*** Opening of Data shown ***

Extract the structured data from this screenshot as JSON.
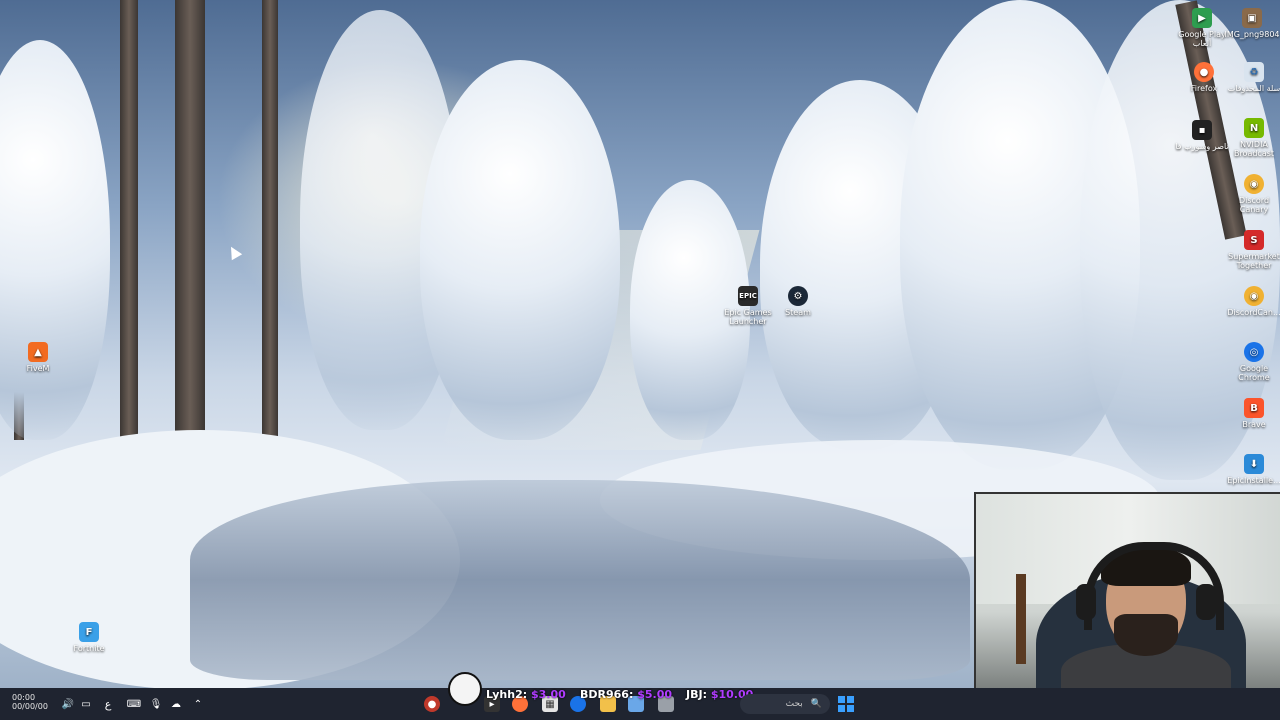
{
  "desktop_icons": {
    "right_column": [
      {
        "label": "Google Play ألعاب",
        "icon": "google-play-games-icon",
        "color": "#2e9d4f"
      },
      {
        "label": "IMG_png9804",
        "icon": "image-file-icon",
        "color": "#8a6a4a"
      },
      {
        "label": "سلة المحذوفات",
        "icon": "recycle-bin-icon",
        "color": "#d9e4ef"
      },
      {
        "label": "Firefox",
        "icon": "firefox-icon",
        "color": "#ff7139"
      },
      {
        "label": "ناصر وسورب فا",
        "icon": "shortcut-icon",
        "color": "#222222"
      },
      {
        "label": "NVIDIA Broadcast",
        "icon": "nvidia-icon",
        "color": "#76b900"
      },
      {
        "label": "Discord Canary",
        "icon": "discord-canary-icon",
        "color": "#f0b132"
      },
      {
        "label": "Supermarket Together",
        "icon": "supermarket-together-icon",
        "color": "#d42a2a"
      },
      {
        "label": "DiscordCan...",
        "icon": "discord-canary-icon",
        "color": "#f0b132"
      },
      {
        "label": "Google Chrome",
        "icon": "chrome-icon",
        "color": "#1a73e8"
      },
      {
        "label": "Brave",
        "icon": "brave-icon",
        "color": "#fb542b"
      },
      {
        "label": "EpicInstalle...",
        "icon": "epic-installer-icon",
        "color": "#2b8ad8"
      }
    ],
    "center": [
      {
        "label": "Epic Games Launcher",
        "icon": "epic-games-icon",
        "color": "#2a2a2a"
      },
      {
        "label": "Steam",
        "icon": "steam-icon",
        "color": "#1b2838"
      }
    ],
    "left": [
      {
        "label": "FiveM",
        "icon": "fivem-icon",
        "color": "#f26b21"
      },
      {
        "label": "Fortnite",
        "icon": "fortnite-icon",
        "color": "#3aa0e8"
      }
    ]
  },
  "taskbar": {
    "clock": {
      "time": "00:00",
      "date": "00/00/00"
    },
    "language": "ع",
    "search_placeholder": "بحث",
    "donations": [
      {
        "name": "Lyhh2:",
        "amount": "$3.00"
      },
      {
        "name": "BDR966:",
        "amount": "$5.00"
      },
      {
        "name": "JBJ:",
        "amount": "$10.00"
      }
    ],
    "apps": [
      "obs-icon",
      "terminal-icon",
      "firefox-icon",
      "store-icon",
      "chrome-icon",
      "folder-icon",
      "photos-icon",
      "app-icon"
    ],
    "start_icon": "windows-start-icon"
  }
}
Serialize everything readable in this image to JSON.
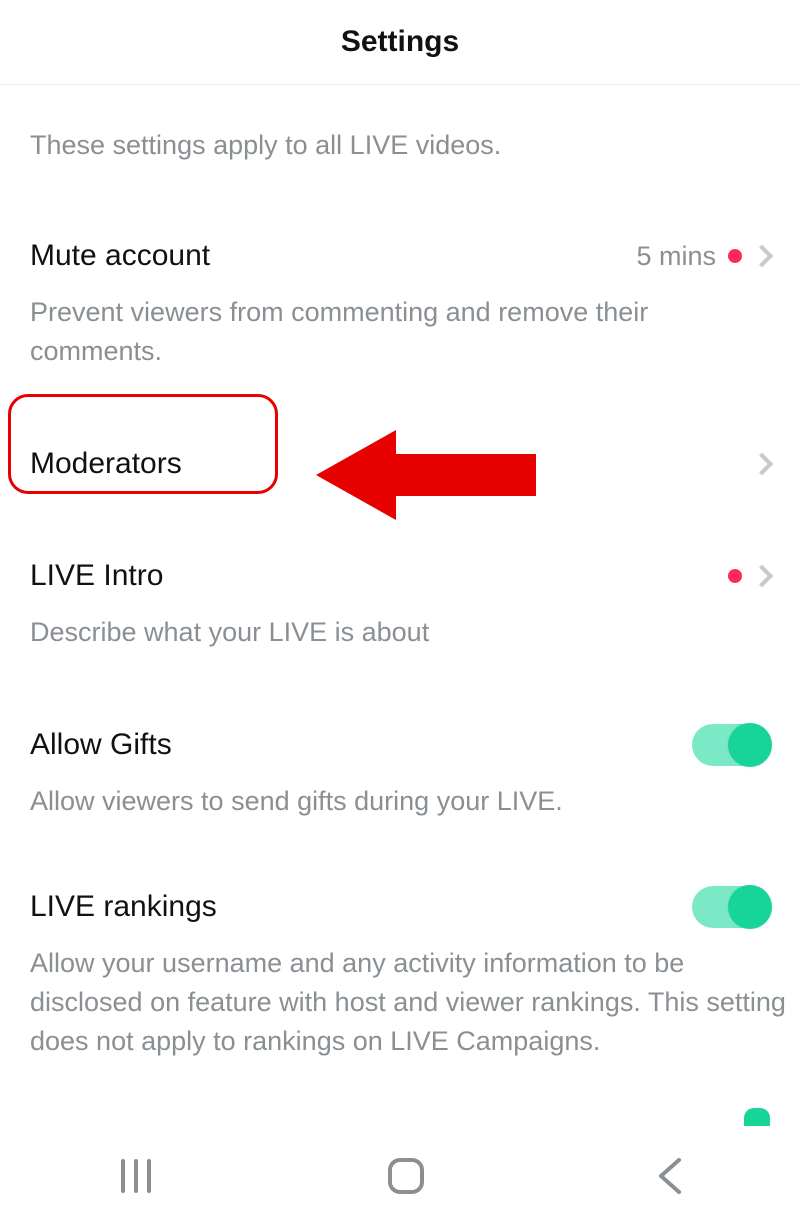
{
  "header": {
    "title": "Settings"
  },
  "intro": "These settings apply to all LIVE videos.",
  "rows": {
    "mute": {
      "title": "Mute account",
      "value": "5 mins",
      "desc": "Prevent viewers from commenting and remove their comments."
    },
    "moderators": {
      "title": "Moderators"
    },
    "liveIntro": {
      "title": "LIVE Intro",
      "desc": "Describe what your LIVE is about"
    },
    "allowGifts": {
      "title": "Allow Gifts",
      "desc": "Allow viewers to send gifts during your LIVE."
    },
    "liveRankings": {
      "title": "LIVE rankings",
      "desc": "Allow your username and any activity information to be disclosed on feature with host and viewer rankings. This setting does not apply to rankings on LIVE Campaigns."
    }
  }
}
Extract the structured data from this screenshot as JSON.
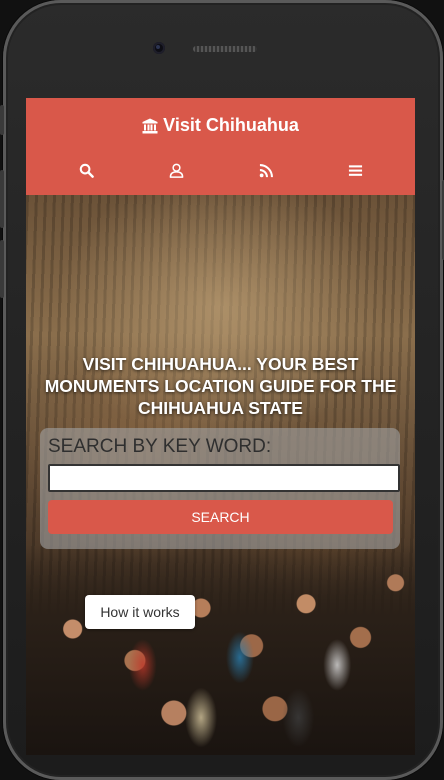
{
  "header": {
    "brand_title": "Visit Chihuahua",
    "brand_icon": "bank-icon",
    "background_color": "#d9584a",
    "nav": [
      {
        "id": "search",
        "icon": "search-icon"
      },
      {
        "id": "user",
        "icon": "user-icon"
      },
      {
        "id": "rss",
        "icon": "rss-icon"
      },
      {
        "id": "menu",
        "icon": "hamburger-menu-icon"
      }
    ]
  },
  "hero": {
    "headline": "VISIT CHIHUAHUA... YOUR BEST MONUMENTS LOCATION GUIDE FOR THE CHIHUAHUA STATE"
  },
  "search": {
    "label": "SEARCH BY KEY WORD:",
    "input_value": "",
    "button_label": "SEARCH"
  },
  "how_it_works": {
    "label": "How it works"
  }
}
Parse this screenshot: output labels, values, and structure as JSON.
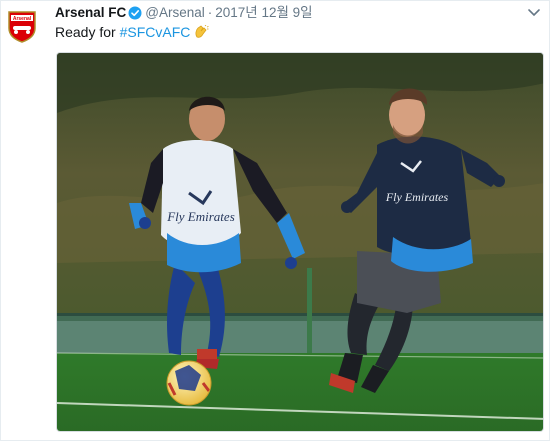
{
  "tweet": {
    "author_name": "Arsenal FC",
    "handle": "@Arsenal",
    "separator": "·",
    "date": "2017년 12월 9일",
    "text_prefix": "Ready for",
    "hashtag": "#SFCvAFC",
    "verified": true,
    "emoji": "clapping-hands-icon",
    "avatar_crest_text": "Arsenal",
    "media": {
      "shirt_sponsor_left": "Fly Emirates",
      "shirt_sponsor_right": "Fly Emirates"
    }
  },
  "colors": {
    "link": "#1b95e0",
    "verified_badge": "#1da1f2",
    "crest_red": "#db0007",
    "bib_white": "#e8eef5",
    "kit_blue": "#2a8ad9",
    "kit_navy": "#1d2b44",
    "pitch_green": "#2f7a2a"
  }
}
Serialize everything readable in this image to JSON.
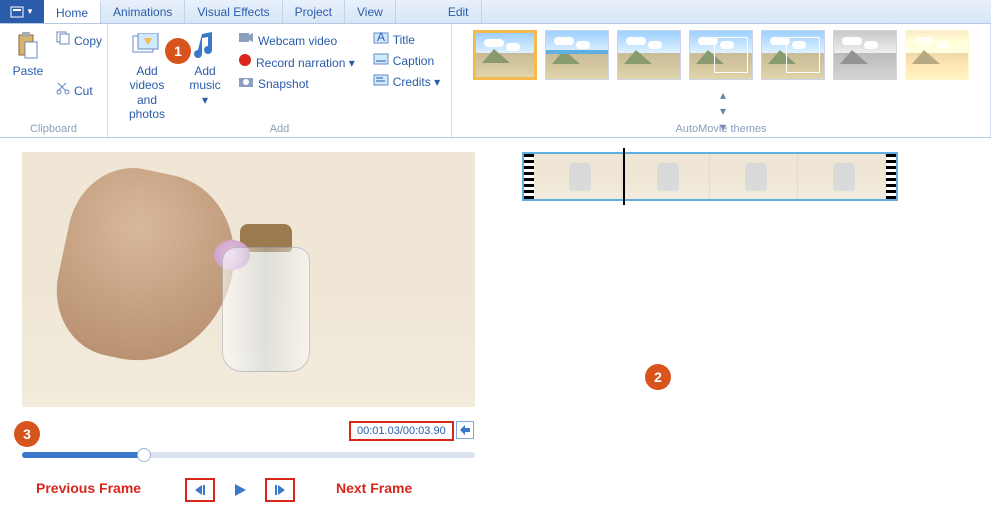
{
  "tabs": [
    "Home",
    "Animations",
    "Visual Effects",
    "Project",
    "View",
    "Edit"
  ],
  "clipboard": {
    "paste": "Paste",
    "copy": "Copy",
    "cut": "Cut",
    "label": "Clipboard"
  },
  "add": {
    "add_videos": "Add videos and photos",
    "add_music": "Add music",
    "webcam": "Webcam video",
    "record": "Record narration",
    "snapshot": "Snapshot",
    "title": "Title",
    "caption": "Caption",
    "credits": "Credits",
    "label": "Add"
  },
  "themes": {
    "label": "AutoMovie themes"
  },
  "time": "00:01.03/00:03.90",
  "annot": {
    "prev": "Previous Frame",
    "next": "Next Frame",
    "n1": "1",
    "n2": "2",
    "n3": "3"
  }
}
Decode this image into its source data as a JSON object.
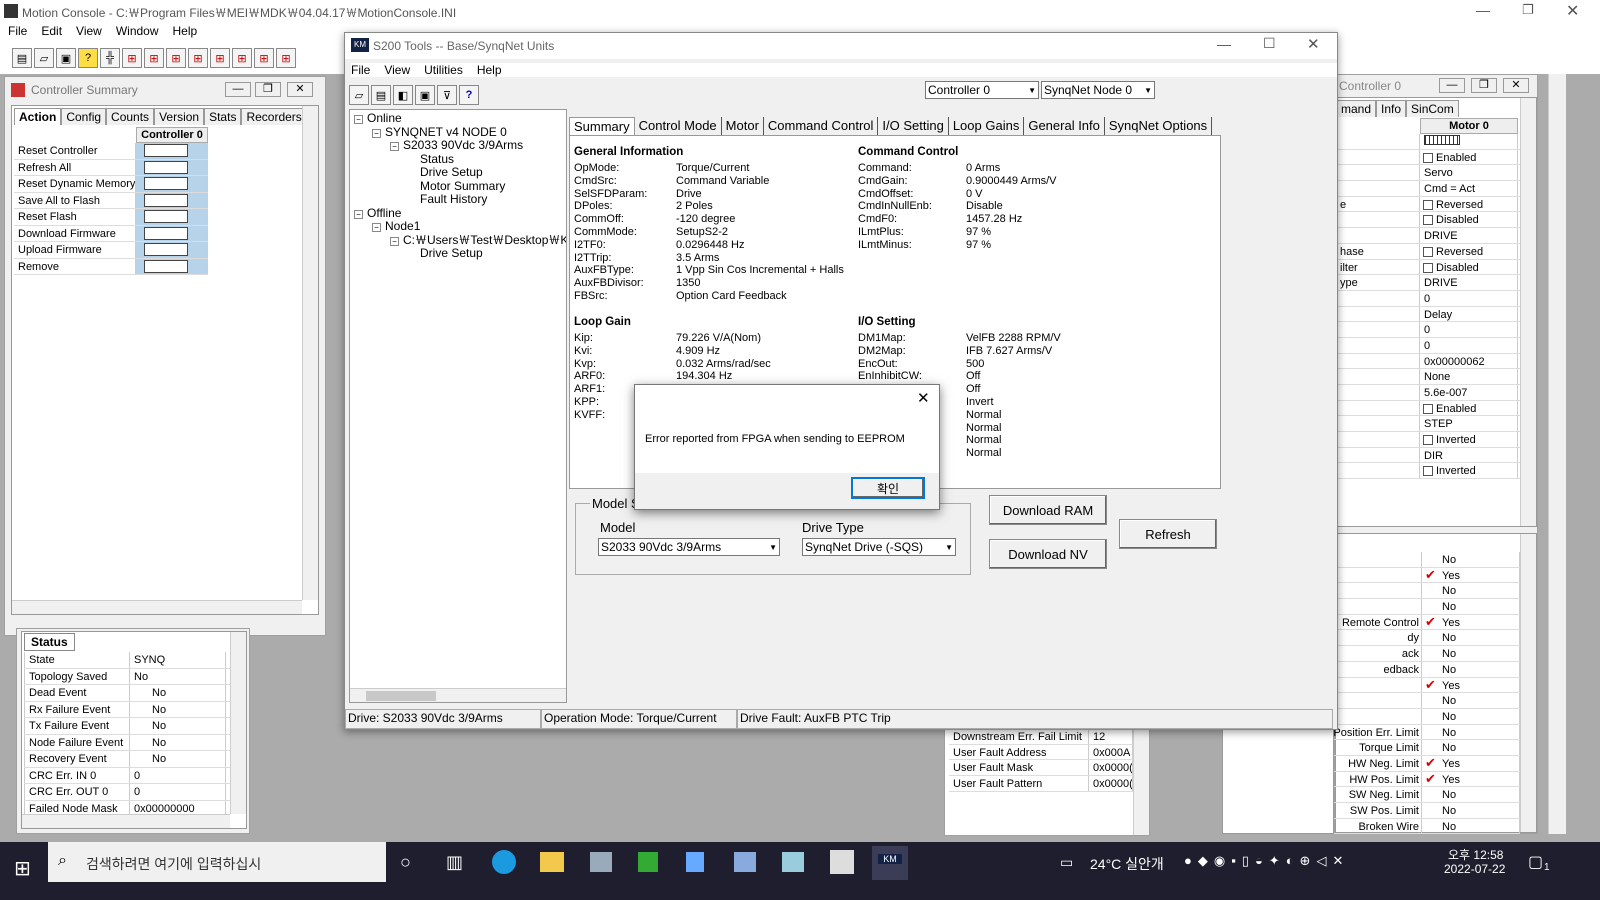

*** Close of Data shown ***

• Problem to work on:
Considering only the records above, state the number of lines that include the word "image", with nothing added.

• Your solution:
4